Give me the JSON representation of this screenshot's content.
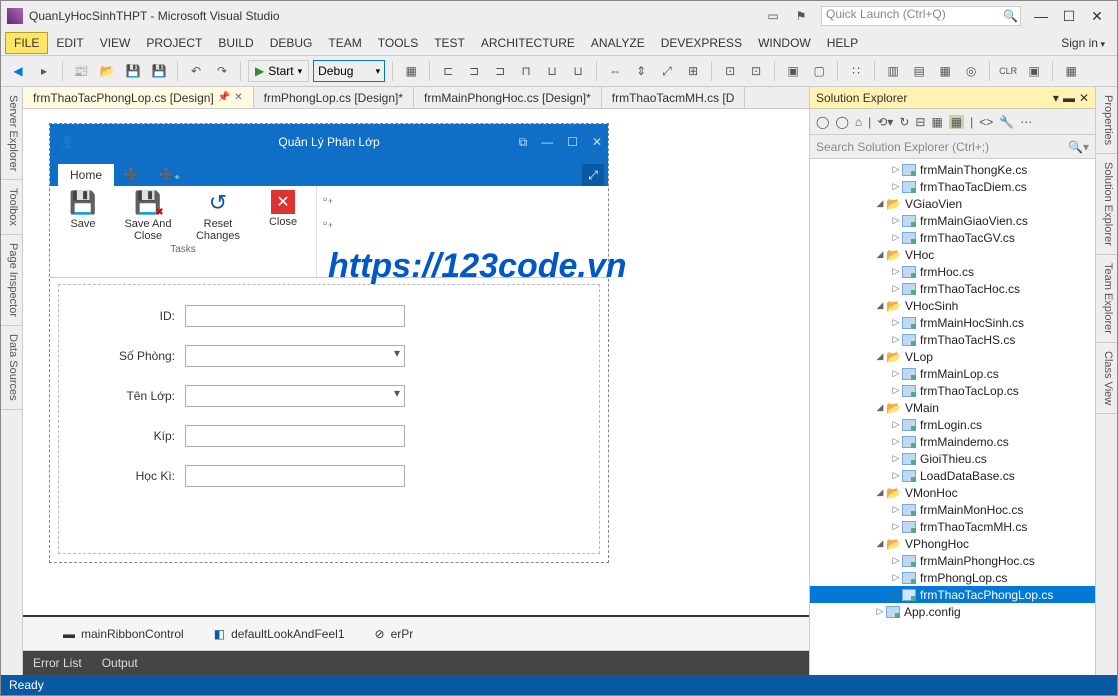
{
  "titlebar": {
    "title": "QuanLyHocSinhTHPT - Microsoft Visual Studio",
    "quick_placeholder": "Quick Launch (Ctrl+Q)"
  },
  "menu": {
    "items": [
      "FILE",
      "EDIT",
      "VIEW",
      "PROJECT",
      "BUILD",
      "DEBUG",
      "TEAM",
      "TOOLS",
      "TEST",
      "ARCHITECTURE",
      "ANALYZE",
      "DEVEXPRESS",
      "WINDOW",
      "HELP"
    ],
    "signin": "Sign in"
  },
  "toolbar": {
    "start": "Start",
    "config": "Debug"
  },
  "leftrail": [
    "Server Explorer",
    "Toolbox",
    "Page Inspector",
    "Data Sources"
  ],
  "rightrail": [
    "Properties",
    "Solution Explorer",
    "Team Explorer",
    "Class View"
  ],
  "doctabs": {
    "active": "frmThaoTacPhongLop.cs [Design]",
    "others": [
      "frmPhongLop.cs [Design]*",
      "frmMainPhongHoc.cs [Design]*",
      "frmThaoTacmMH.cs [D"
    ]
  },
  "form": {
    "title": "Quản Lý Phân Lớp",
    "hometab": "Home",
    "group_tasks": "Tasks",
    "save": "Save",
    "saveclose": "Save And Close",
    "reset": "Reset Changes",
    "close": "Close",
    "lbl_id": "ID:",
    "lbl_sophong": "Số Phòng:",
    "lbl_tenlop": "Tên Lớp:",
    "lbl_kip": "Kíp:",
    "lbl_hocki": "Học Kì:"
  },
  "watermark": "https://123code.vn",
  "tray": {
    "c1": "mainRibbonControl",
    "c2": "defaultLookAndFeel1",
    "c3": "erPr"
  },
  "bottomtabs": {
    "t1": "Error List",
    "t2": "Output"
  },
  "solexp": {
    "title": "Solution Explorer",
    "search_placeholder": "Search Solution Explorer (Ctrl+;)",
    "tree": [
      {
        "d": 2,
        "t": "cs",
        "e": "r",
        "n": "frmMainThongKe.cs"
      },
      {
        "d": 2,
        "t": "cs",
        "e": "r",
        "n": "frmThaoTacDiem.cs"
      },
      {
        "d": 1,
        "t": "fo",
        "e": "d",
        "n": "VGiaoVien"
      },
      {
        "d": 2,
        "t": "cs",
        "e": "r",
        "n": "frmMainGiaoVien.cs"
      },
      {
        "d": 2,
        "t": "cs",
        "e": "r",
        "n": "frmThaoTacGV.cs"
      },
      {
        "d": 1,
        "t": "fo",
        "e": "d",
        "n": "VHoc"
      },
      {
        "d": 2,
        "t": "cs",
        "e": "r",
        "n": "frmHoc.cs"
      },
      {
        "d": 2,
        "t": "cs",
        "e": "r",
        "n": "frmThaoTacHoc.cs"
      },
      {
        "d": 1,
        "t": "fo",
        "e": "d",
        "n": "VHocSinh"
      },
      {
        "d": 2,
        "t": "cs",
        "e": "r",
        "n": "frmMainHocSinh.cs"
      },
      {
        "d": 2,
        "t": "cs",
        "e": "r",
        "n": "frmThaoTacHS.cs"
      },
      {
        "d": 1,
        "t": "fo",
        "e": "d",
        "n": "VLop"
      },
      {
        "d": 2,
        "t": "cs",
        "e": "r",
        "n": "frmMainLop.cs"
      },
      {
        "d": 2,
        "t": "cs",
        "e": "r",
        "n": "frmThaoTacLop.cs"
      },
      {
        "d": 1,
        "t": "fo",
        "e": "d",
        "n": "VMain"
      },
      {
        "d": 2,
        "t": "cs",
        "e": "r",
        "n": "frmLogin.cs"
      },
      {
        "d": 2,
        "t": "cs",
        "e": "r",
        "n": "frmMaindemo.cs"
      },
      {
        "d": 2,
        "t": "cs",
        "e": "r",
        "n": "GioiThieu.cs"
      },
      {
        "d": 2,
        "t": "cs",
        "e": "r",
        "n": "LoadDataBase.cs"
      },
      {
        "d": 1,
        "t": "fo",
        "e": "d",
        "n": "VMonHoc"
      },
      {
        "d": 2,
        "t": "cs",
        "e": "r",
        "n": "frmMainMonHoc.cs"
      },
      {
        "d": 2,
        "t": "cs",
        "e": "r",
        "n": "frmThaoTacmMH.cs"
      },
      {
        "d": 1,
        "t": "fo",
        "e": "d",
        "n": "VPhongHoc"
      },
      {
        "d": 2,
        "t": "cs",
        "e": "r",
        "n": "frmMainPhongHoc.cs"
      },
      {
        "d": 2,
        "t": "cs",
        "e": "r",
        "n": "frmPhongLop.cs"
      },
      {
        "d": 2,
        "t": "cs",
        "e": "r",
        "n": "frmThaoTacPhongLop.cs",
        "sel": true
      },
      {
        "d": 1,
        "t": "cs",
        "e": "r",
        "n": "App.config"
      }
    ]
  },
  "status": "Ready"
}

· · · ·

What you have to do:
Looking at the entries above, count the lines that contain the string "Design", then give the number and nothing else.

Response area:
3